New Jersey attorney general Matthew Platkin assumed control over the scandal-plagued Paterson police force on Monday.
Platkin made the announcement at the Frank X. Graves Public Safety Complex to applause and cheers of “Thank you” on Monday afternoon.
“Due to a number of events and concerns relating to the Paterson Police Department, there is a crisis of confidence in law enforcement in the City of Paterson,” Platkin said during a news conference in front of the police headquarters on Monday afternoon. “People throughout Paterson deserve a public safety system that protects and serves all members of its community, just as the members of the Paterson Police Department deserve adequate resources, support, and innovation from their leadership.”
Platkin said police chief Englebert Ribeiro has been relieved of his duty. He remains with the department. He appointed a team led by Frederick Fife, a major at the New Jersey State Police, to handle operations at the police force. The state-appointed team also includes Jafca Mandziuk of the state police and assistant attorney general Joseph Walsh. They took assumed control of the department this morning.
Fife will serve as the officer in charge at the department.
Mayor Andre Sayegh had appointed Ribeiro as chief last month.
“When I spoke to the Attorney General, he assured me his office, the State Police, the Governor and Legislature will provide financial and additional resources to our Department. I previously welcomed the Attorney General’s Office through the County Prosecutor over a year ago to assist with our Internal Affairs process,” Sayegh said. “Given that resources were promised by the Attorney General, we look forward to working with the Attorney General’s Office once again. Moreover, we are eager to review the Attorney General’s plan and timeline, as well as to share and build upon the reforms that we have already implemented. We will do everything we can to continue to improve our Police Department for the residents of Paterson.”
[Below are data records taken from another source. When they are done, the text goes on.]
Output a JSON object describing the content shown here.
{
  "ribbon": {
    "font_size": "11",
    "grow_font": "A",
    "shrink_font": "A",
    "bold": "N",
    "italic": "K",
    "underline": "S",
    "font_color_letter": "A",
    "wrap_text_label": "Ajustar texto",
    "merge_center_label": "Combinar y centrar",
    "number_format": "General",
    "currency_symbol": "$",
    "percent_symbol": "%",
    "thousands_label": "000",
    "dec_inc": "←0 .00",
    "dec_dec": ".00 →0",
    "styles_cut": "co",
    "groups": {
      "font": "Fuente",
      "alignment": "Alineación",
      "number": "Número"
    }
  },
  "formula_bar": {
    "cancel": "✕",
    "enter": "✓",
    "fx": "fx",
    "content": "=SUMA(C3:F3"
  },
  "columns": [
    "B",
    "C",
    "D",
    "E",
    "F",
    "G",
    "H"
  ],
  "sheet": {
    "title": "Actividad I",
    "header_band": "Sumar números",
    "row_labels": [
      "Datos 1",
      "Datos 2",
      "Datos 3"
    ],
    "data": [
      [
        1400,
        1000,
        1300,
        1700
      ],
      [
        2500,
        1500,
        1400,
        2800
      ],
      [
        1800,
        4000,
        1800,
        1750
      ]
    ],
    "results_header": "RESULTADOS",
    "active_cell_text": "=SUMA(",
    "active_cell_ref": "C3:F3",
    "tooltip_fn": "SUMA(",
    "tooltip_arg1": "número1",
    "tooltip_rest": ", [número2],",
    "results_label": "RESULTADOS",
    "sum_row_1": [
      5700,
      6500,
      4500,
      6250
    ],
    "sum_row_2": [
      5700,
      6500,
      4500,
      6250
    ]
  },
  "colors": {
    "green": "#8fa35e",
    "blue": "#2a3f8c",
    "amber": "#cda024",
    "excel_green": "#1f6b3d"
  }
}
The takeover comes after the fatal police shooting of 31-year-old Najee Seabrooks, who worked for an anti-violence organization, intensified calls for outside intervention
Seabrooks was hallucinating and barricaded himself in the bathroom of an apartment. He called 911 and sought police assistance because he thought there were people out to kill him. After a lengthy standoff with police, Seabrooks charged at the officers with a knife. He was shot and killed at the scene.
His death sparked protests and calls for police reforms.
Platkin said beginning in May Isa Abbassi, a twenty-five-year veteran of the New York City Police Department (NYPD) and its current Chief of Strategic Initiatives, will take over as the officer-in-charge of the Paterson police department.
“Chief Abbassi is an experienced, proven leader who has built community trust and achieved excellence through his innovation at the highest levels of law enforcement in this country. I am grateful for his service and I look forward to working with him to ensure public safety in Paterson. I am committed to restoring public confidence in the Paterson Police Department, which includes providing the officers on the force the support, resources, supervision, and training they need to be an exemplary police department,” said Platkin.
Also, the attorney general announced he intends to engage experts to revise the statewide Use of Force Policy to include protocols for barricaded individuals. His team in Paterson will also implement ARRIVE (Alternative Responses to Reduce Instances of Violence & Escalation), a program that is in place in Cumberland, Union, and Atlantic counties, that will pair an officer, trained in crisis intervention, with a mental health screener in an unmarked vehicle to respond to 911 calls for mental or behavioral health crises calls.
Platkin said he is also forming a working group to study and produce recommendations about interactions between law enforcement and community-based violence intervention groups.
Platkin said the state is determined to address the problems at the Paterson police force no matter how long it takes.
“It will not immediately restore public confidence that the police are committed to providing every resident of Paterson with fair, just, and effective public safety. Nor will it address the concerns of officers asked to do a hard and dangerous job in a community that—after years of fiscal challenges and a revolving door of police leadership—has lost faith in its police department, making the jobs of those officers even more difficult,” the attorney general said. “Rather, the actions taken by my office today represent a pledge to the residents and officers of Paterson that the State of New Jersey is committed to the safety and success of the entire Paterson Community. Exercising control over the police department and bringing in nationally recognized police leadership for the department is the first step of a process towards a safer and more just City of Paterson.”
More than a dozen Paterson police officers were charged with crimes since 2018.